High school students who want an extra year in school after struggling with distance learning and the absence of friends and activities during the pandemic should be allowed to do so, Fresno Unified Trustee Terry Slatic said Tuesday.
Slatic is proposing that students in grades 9 through 12 be allowed to return for what he’s calling a “redshirt” year, and not just because they are struggling with classwork.
In college athletics, students may withdraw from competition while still practicing for a year as a “redshirt” and retain their four years of athletic eligibility.
“Academics are, of course, our No. 1 concern and emphasis in this plan, but high school is so, so much more,” Slatic said in a prepared statement. “Students and families opting for this plan will, in addition to the academic emphasis, be able to enjoy all of the opportunities that comprise the high school experience.”
Slatic says that the 15% of high schoolers who are academically gifted have successfully adapted to distance learning and likely won’t be prospects for a fifth year of high school.
But of the remaining 85%, Slatic estimates that half are behind by two grade levels, and the remaining half are three grade levels or more behind.
Distance learning has been a struggle for many students whose homes are not conducive to classwork or studying, due to noisy environments or weak internet connections.
AB 104’s ‘Fifth’ Year for Juniors, Seniors
Meanwhile, Assemblywoman Lorena Gonzalez, D-San Diego, has proposed legislation with provisions for students to repeat a grade because of learning losses during the pandemic.
Assembly Bill 104, which is pending before the Assembly Education Committee, would allow juniors and seniors to have a fifth year in high school to earn the credits needed to obtain a high school diploma.
But the losses for high schoolers go beyond academics, Slatic said. Extracurricular activities such as sports, forensics, and band, and events such as prom make up the “high school experience” that students have lost out on during the pandemic, he said.
Slatic said he presented the “redshirt” proposal to Superintendent Bob Nelson several months ago.
Open to Options
Tuesday afternoon, Nelson said the district should consider all kinds of mitigation for the learning losses that have occurred, including Slatic’s proposal.
Returning to high school for another year of eligibility “is not a high priority,” the superintendent said.
But some parents may believe that their children will benefit from additional time in high school for social-emotional growth as well as academics, and the district may be able to provide additional career tech education and “dual enrollment” courses, which are college level classes taught to high school students, Nelson said.
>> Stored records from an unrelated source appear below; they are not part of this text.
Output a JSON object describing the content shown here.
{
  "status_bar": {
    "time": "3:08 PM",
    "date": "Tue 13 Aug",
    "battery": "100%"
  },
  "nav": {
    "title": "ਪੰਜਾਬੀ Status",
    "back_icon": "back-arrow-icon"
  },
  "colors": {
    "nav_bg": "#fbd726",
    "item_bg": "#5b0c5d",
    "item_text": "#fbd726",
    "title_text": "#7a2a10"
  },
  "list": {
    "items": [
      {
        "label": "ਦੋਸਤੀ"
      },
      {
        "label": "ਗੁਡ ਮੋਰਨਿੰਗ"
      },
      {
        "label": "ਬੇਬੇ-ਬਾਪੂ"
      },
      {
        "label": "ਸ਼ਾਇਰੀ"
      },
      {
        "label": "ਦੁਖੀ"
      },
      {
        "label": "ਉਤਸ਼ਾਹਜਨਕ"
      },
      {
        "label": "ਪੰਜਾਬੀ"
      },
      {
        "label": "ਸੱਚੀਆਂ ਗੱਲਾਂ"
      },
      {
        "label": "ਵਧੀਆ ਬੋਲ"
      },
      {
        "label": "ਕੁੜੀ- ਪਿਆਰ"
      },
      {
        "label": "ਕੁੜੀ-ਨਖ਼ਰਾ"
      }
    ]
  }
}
The important thing for educators is to pay attention to what families and students say they need, and not operate under the assumption that educators will know better than parents, he said: “If a kid needs another year, we need to listen.”
Fresno Unified instituted its first-ever winter session over the holiday break for high schoolers who needed more time to complete coursework and get a passing grade, which shows that the district is prepared to consider all initiatives that will help students get back on track, Nelson said.
Less Stigma Than Before
Fresno Unified’s practice has been to promote students and not hold them back to repeat a grade, which has led to some students getting a high school diploma with a 1.0 grade-point average, Slatic said.
There has been a stigma attached in the past to students who weren’t advanced to the next grade level, and normally “we don’t encourage retention,” Nelson acknowledged. But given the unprecedented events since the arrival of the pandemic, “that’s different now … we can explore that (option) with families,” he said.
Slatic, who represents the Bullard High area, said he has spent the past four months with students and their families in homes across the district, seeing firsthand how students struggle with distance learning and hearing from them and their parents that they would welcome the opportunity for an extra year of high school.
Parents who have heard about the proposal are emailing him to say, “Thank you for giving my kids hope,” he said.
Higher Costs Either Way
There will be some cost to students being in school for an additional year, and high school schedules might need adjusting to accommodate extra students, he acknowledged. Schools might need to shift from a six-period day to eight periods, for example, Slatic said.
But taxpayers and residents should weigh the cost of an extra year of high school against the cost of graduating students who are woefully unprepared to go on to college or career, he said.
“Sending more students at the fourth-grade level out with a high school diploma, let me know how that’s good for the Valley,” he said.
Slatic said he believes other Fresno-area school districts also will adopt the “redshirt” proposal or risk losing some of their students to Fresno Unified.
“I’ve been vetting this around the Valley,” he told GV Wire℠. “This has a 99% acceptance rate.”
Parent: Educators Should Look at Other Options
But parent Laura Maxey said she wonders how many seniors, who likely already have been bitten by “senioritis,” will want to stay in high school for a fifth year. Likewise, parents will be reluctant to hold their children back a year, she said.
Maxey said educators need to be considering other options, such as in-person summer school since infection rates tend to be lower during that time of year.
But Maxey said she agrees that learning losses have been significant. She decided earlier this school year to pull her children out of their Fresno and Clovis schools and enroll them in private schools, where they can attend in-person.
And she said she disagrees with Fresno Unified’s decision to delay state testing. “I think we need to do it this year more than any year,” Maxey said. “Otherwise, there’s no accountability.”
And the lack of testing will make it harder to discover where the learning gaps are the widest, she said.